*** Opening Source information ***

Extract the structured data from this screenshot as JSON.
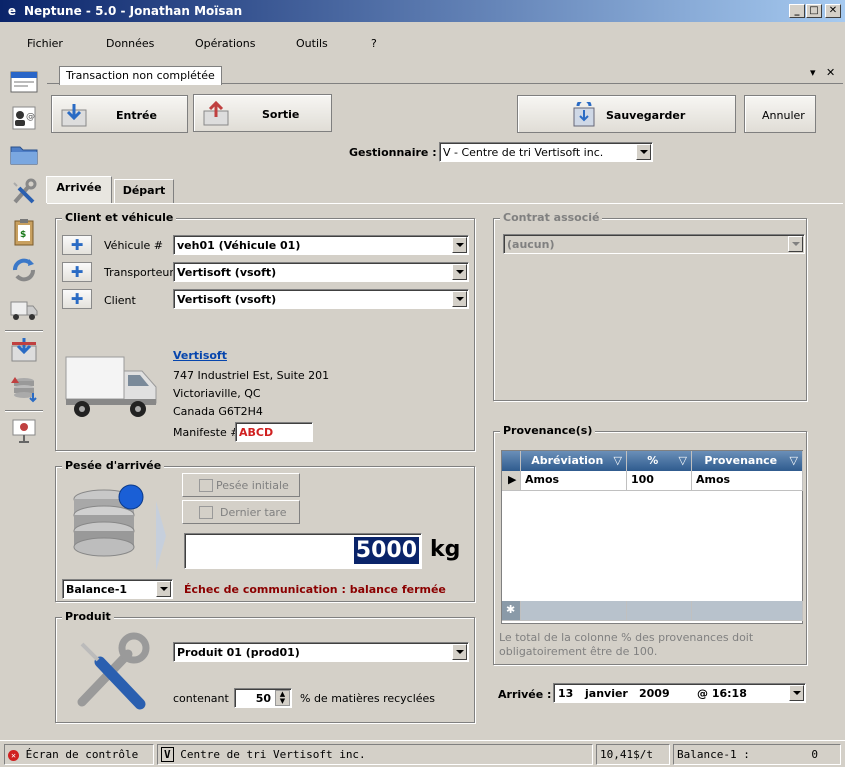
{
  "window": {
    "title": "Neptune - 5.0 - Jonathan Moïsan",
    "logo": "e"
  },
  "menu": [
    "Fichier",
    "Données",
    "Opérations",
    "Outils",
    "?"
  ],
  "sidebar_icons": [
    "window-icon",
    "contacts-icon",
    "folder-icon",
    "tools-icon",
    "clipboard-money-icon",
    "refresh-icon",
    "truck-icon",
    "inbox-arrow-icon",
    "scale-stack-icon",
    "presentation-icon"
  ],
  "document": {
    "tab_label": "Transaction non complétée",
    "pin": "▾",
    "close": "✕"
  },
  "toolbar": {
    "entree": "Entrée",
    "sortie": "Sortie",
    "sauvegarder": "Sauvegarder",
    "annuler": "Annuler"
  },
  "gestionnaire": {
    "label": "Gestionnaire :",
    "value": "V - Centre de tri Vertisoft inc."
  },
  "tabs": {
    "arrivee": "Arrivée",
    "depart": "Départ"
  },
  "client": {
    "title": "Client et véhicule",
    "vehicule_label": "Véhicule #",
    "vehicule_value": "veh01 (Véhicule 01)",
    "transporteur_label": "Transporteur",
    "transporteur_value": "Vertisoft (vsoft)",
    "client_label": "Client",
    "client_value": "Vertisoft (vsoft)",
    "company": "Vertisoft",
    "address1": "747 Industriel Est, Suite 201",
    "address2": "Victoriaville, QC",
    "address3": "Canada G6T2H4",
    "manifeste_label": "Manifeste #",
    "manifeste_value": "ABCD"
  },
  "contrat": {
    "title": "Contrat associé",
    "value": "(aucun)"
  },
  "pesee": {
    "title": "Pesée d'arrivée",
    "btn_initiale": "Pesée initiale",
    "btn_tare": "Dernier tare",
    "weight": "5000",
    "unit": "kg",
    "balance": "Balance-1",
    "error": "Échec de communication : balance fermée"
  },
  "provenances": {
    "title": "Provenance(s)",
    "columns": [
      "Abréviation",
      "%",
      "Provenance"
    ],
    "rows": [
      [
        "Amos",
        "100",
        "Amos"
      ]
    ],
    "new_row_marker": "✱",
    "note_line1": "Le total de la colonne % des provenances doit",
    "note_line2": "obligatoirement être de 100."
  },
  "produit": {
    "title": "Produit",
    "value": "Produit 01 (prod01)",
    "contenant": "contenant",
    "pct": "50",
    "suffix": "% de matières recyclées"
  },
  "arrivee_date": {
    "label": "Arrivée :",
    "day": "13",
    "month": "janvier",
    "year": "2009",
    "time": "@ 16:18"
  },
  "status": {
    "ecran": "Écran de contrôle",
    "centre_icon": "V",
    "centre": "Centre de tri Vertisoft inc.",
    "prix": "10,41$/t",
    "balance": "Balance-1 :",
    "balance_value": "0"
  },
  "colors": {
    "accent": "#0a246a",
    "grid_header": "#2f5b8e",
    "error": "#8b0000",
    "weight_bg": "#0a246a"
  }
}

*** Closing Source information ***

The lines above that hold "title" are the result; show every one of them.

    "title": "Neptune - 5.0 - Jonathan Moïsan",
    "title": "Client et véhicule",
    "title": "Contrat associé",
    "title": "Pesée d'arrivée",
    "title": "Provenance(s)",
    "title": "Produit",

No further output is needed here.